Screen-Free Week: Screen Time & Mental Health

30 Apr by HPA/LiveWell Clinical Psychology

In this day and age, many of us to spend a significant amount of time behind a screen, whether it is a computer, cell phone, or tablet. These technologies are a great benefit in numerous ways – they increase our productivity, help us stay in touch with loved ones, and allow us to obtain endless amounts of information. Yet, there is a substantial downside in the way of mental health. HPA/LiveWell in Albany, New York supports Screen-Free Week through raising awareness about the effects of screen time and mental health.

Too Much Screen Time Symptoms

Studies show anything more than 3 hours of screen time per day can be detrimental to a person’s mental health.  Screen time is linked to increased levels of depression, anxiety, and decline in overall mental health and well-being.

Screen-free week aims to raise awareness not only about the connection between recreational screen time and depression and anxiety, but also on the users’ self-concept.

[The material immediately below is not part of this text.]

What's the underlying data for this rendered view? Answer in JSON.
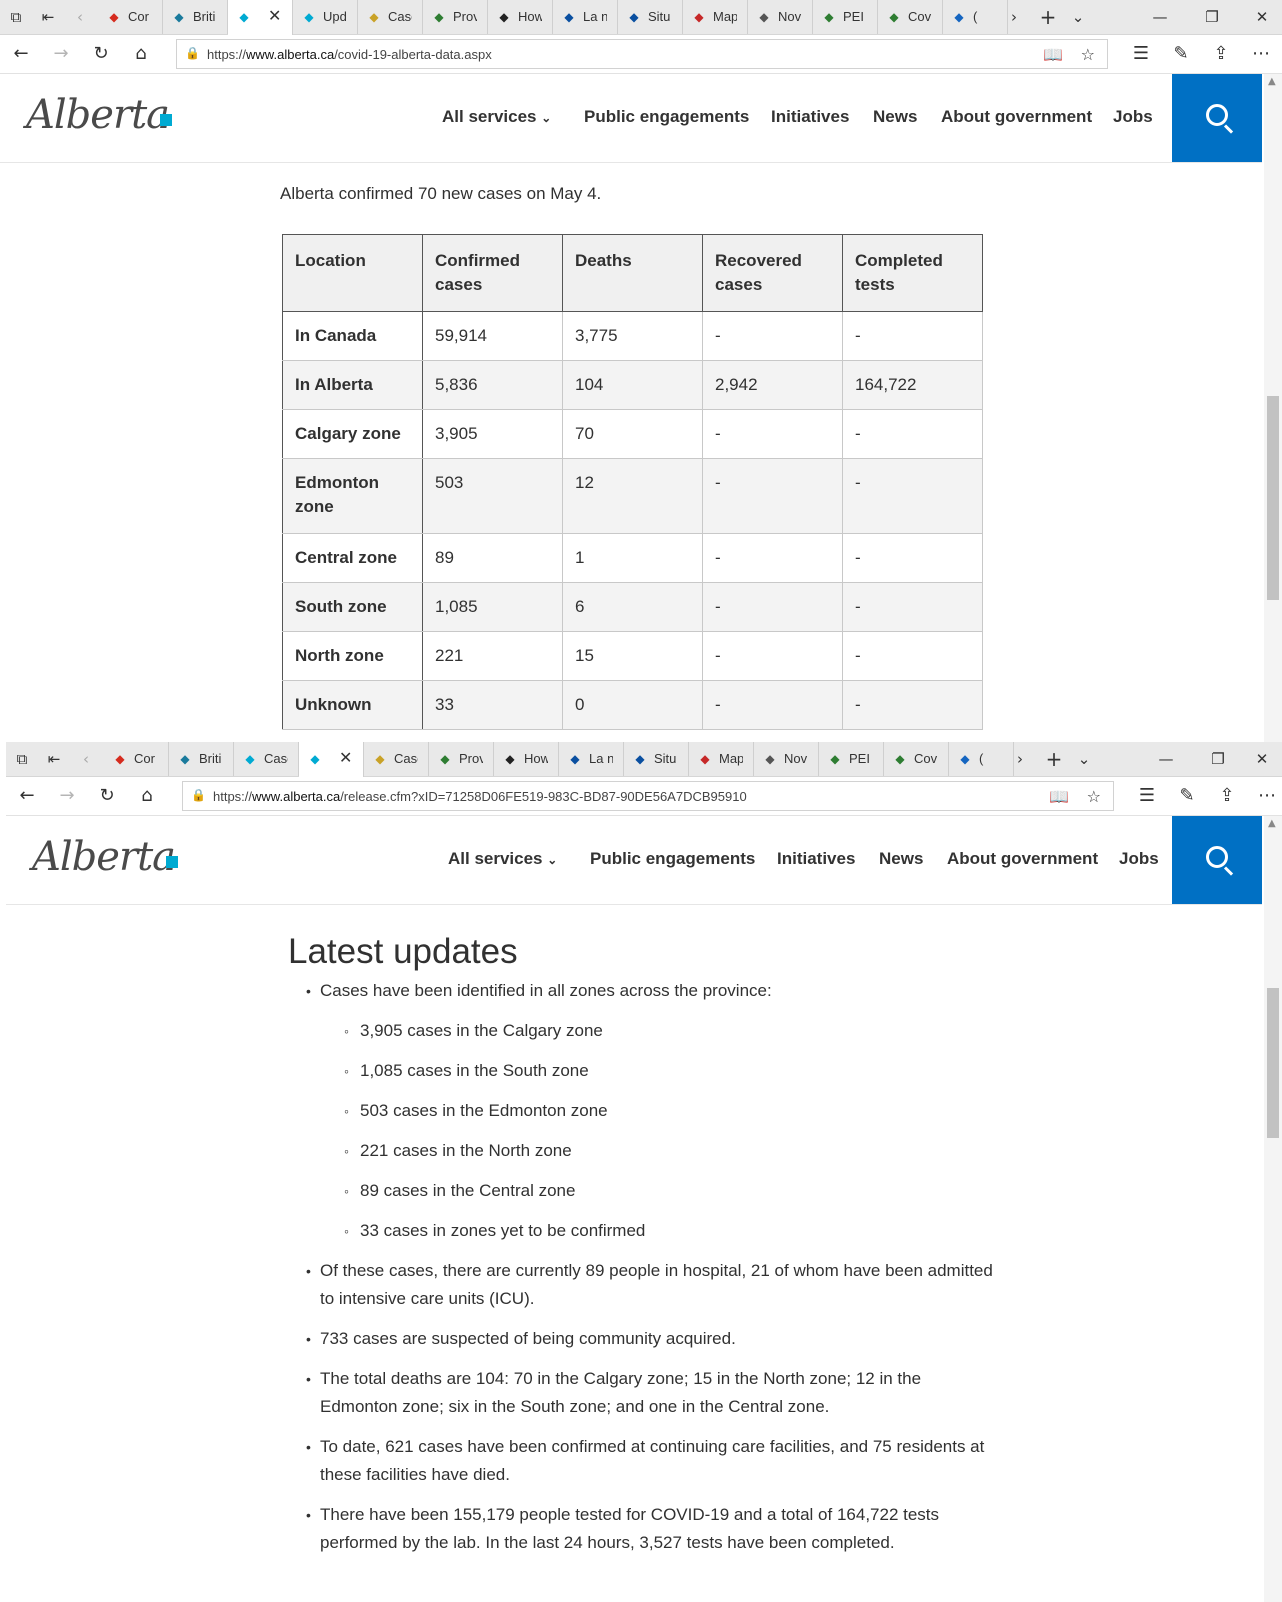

One explanation for this is the link between screen time and social media sites, such as Instagram, Facebook, and Snapchat.  These social media platforms, which are centered on photo sharing, inevitably breed comparisons amongst peers. Often, the unfortunate side effect of comparison of social media can lead to a decline of self-image.

In children, a specific set of complications can arise with too much screen time. Research indicates a strong association between excessive screen time and childhood obesity, poor school performance, and attention problems.

Screen-Free Week

Screen-free week, which takes place April 30-May 6, 2018, aims to educate the public and encourage the enjoyment of life beyond the screen. There are numerous ways to get involved:

  • Spread the word – pass out flyers or pamphlets with information about screen-free week, or simply tell your friends and family; share tips and ideas for screen-free activities.
  • Plan screen free activities – meet with friends or family to plan a week of activities not involving the computer, television, tablet, or phone.
  • Make screen-free zones – declare certain parts of the home a screen-free zone, especially rooms where the whole family can be together (i.e. – the living room or kitchen). Place a bowl or box in the room’s entryway for people to leave their phones, tablets, etc.

If you are finding that screen time is affecting the mental health of yourself or someone you love, contact HPA/LiveWell in Albany, New York at 518-218-1188.